Tolstoy’s quote from Anna Karenina applies to this book: “All happy families are alike; each unhappy family is unhappy in its own way.”
The Nest is about three generations of Plumbs: Francie, the matriarch, the middle generation that consists of Leo, Bea, Jack, and Melody, plus two of their spouses, and Melody’s two girls, the twins, Nora and Louise.
At novel’s opening we find Leo, the eldest, who long ago made a bundle on a trendy magazine, and has just been released from rehab, wandering through Central Park trying to score some drugs.
The twins, who are playing hooky from their senior year SAT prep class, watch as their uncle falls to the ground. They decide not to rescue him because he will most likely tell their mom, Melody, where he saw them, thus getting them into trouble.
At that very moment, Leo was supposed to be attending a family lunch. It’s about the nest, which is the money their Dad set aside for them in trust that comes due at Melody’s 40th birthday. The elder Mr. Plumb wanted his kids to inherit something but not a grand inheritance, nothing that would create havoc in their lives or make them too dependent on his money. Read more about The Nest
This compelling novel does what few do these days—it discusses subjects and ideas with intelligence and feeling.
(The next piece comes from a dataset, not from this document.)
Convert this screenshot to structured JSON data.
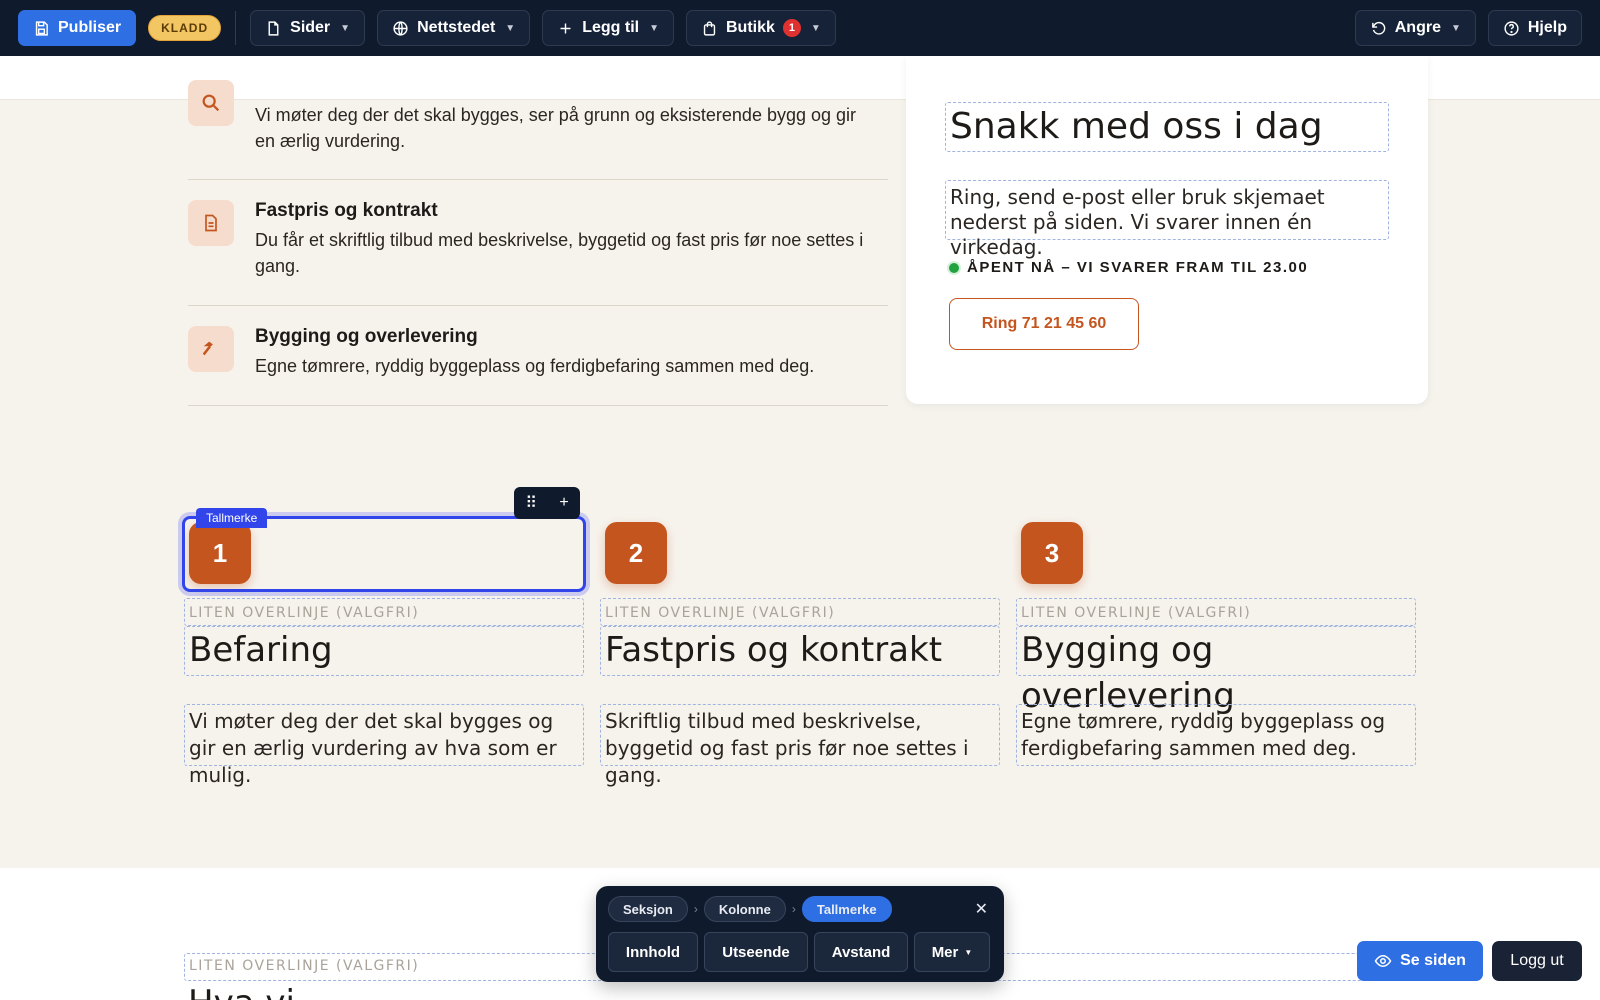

In this case the primary subject is the new field of anthropology presented through the viewpoints of three field scientists in the 1930s. It’s based upon the real lives of Margaret Mead, Reo Fortune, and Gregory Bateson although the novel’s ending veers far from the historical record.
What a captivating novel this is--set in exotic Papua New Guinea, where hundreds of native tribes lived, speaking different languages with vastly different cultures and customs.
It hooked me right away. Was that a baby, the Mumbanyo just threw in the water? Nell, the character based upon Margaret Mead, couldn’t see because her husband had broken her glasses. When she and Fen (based upon Mead’s second husband, Reo Fortune) arrive back in civilization (of a sort), her eyes are malarial and she has welts over her body as well as bruises on her ankle. Two English ladies express shock at her appearance as they guzzle liquor on the boat. Read more about Euphoria
Longtime best friends Dave and Julia are determined to live their lives authentically. Dead set against being cliché high school students they create a list of things they swore they’d never do. The list includes things like never dying your hair a wild color and never running for prom king and queen, to never date your best friend. But with two months left of their senior year and nothing left to prove, Julia convinces Dave to set out to break every rule on the list. Of course, things get complicated very quickly.
If you’re looking for a book to help carry you through finals and the end of the school year, Sometimes Always Never is it! Full of crazy antics, charming characters, and a bit of romance, the book will have you looking at what rules you can break in your own life.
This book retells Jane Eyre in the voice of a serial killer. No, the novel is not some bizarre mocking of a great classic, but a humorous, well-executed pastiche --literary even—of Charlotte Bronte’s favorite book.
Jane’s first killing is accidental. When Jane was only nine, her annoying first cousin, Edwin, who was thirteen, kissed Jane and then tried to force himself upon her when they were playing outside. She shoved him away, perhaps with more strength than she’d intended. His head slammed on a rock and he died.
It happened during an awful period for Jane. Her French mother had just died from a self-inflicted draught of laudanum, and her Aunt Patience, her cousin’s mother, had decided to send her off to boarding school.
But according to Jane’s mother, whom Jane shared a lowly cottage with, the whole vast estate belonged to Jane and she would inherit it when she came of age. Read more about Jane Steele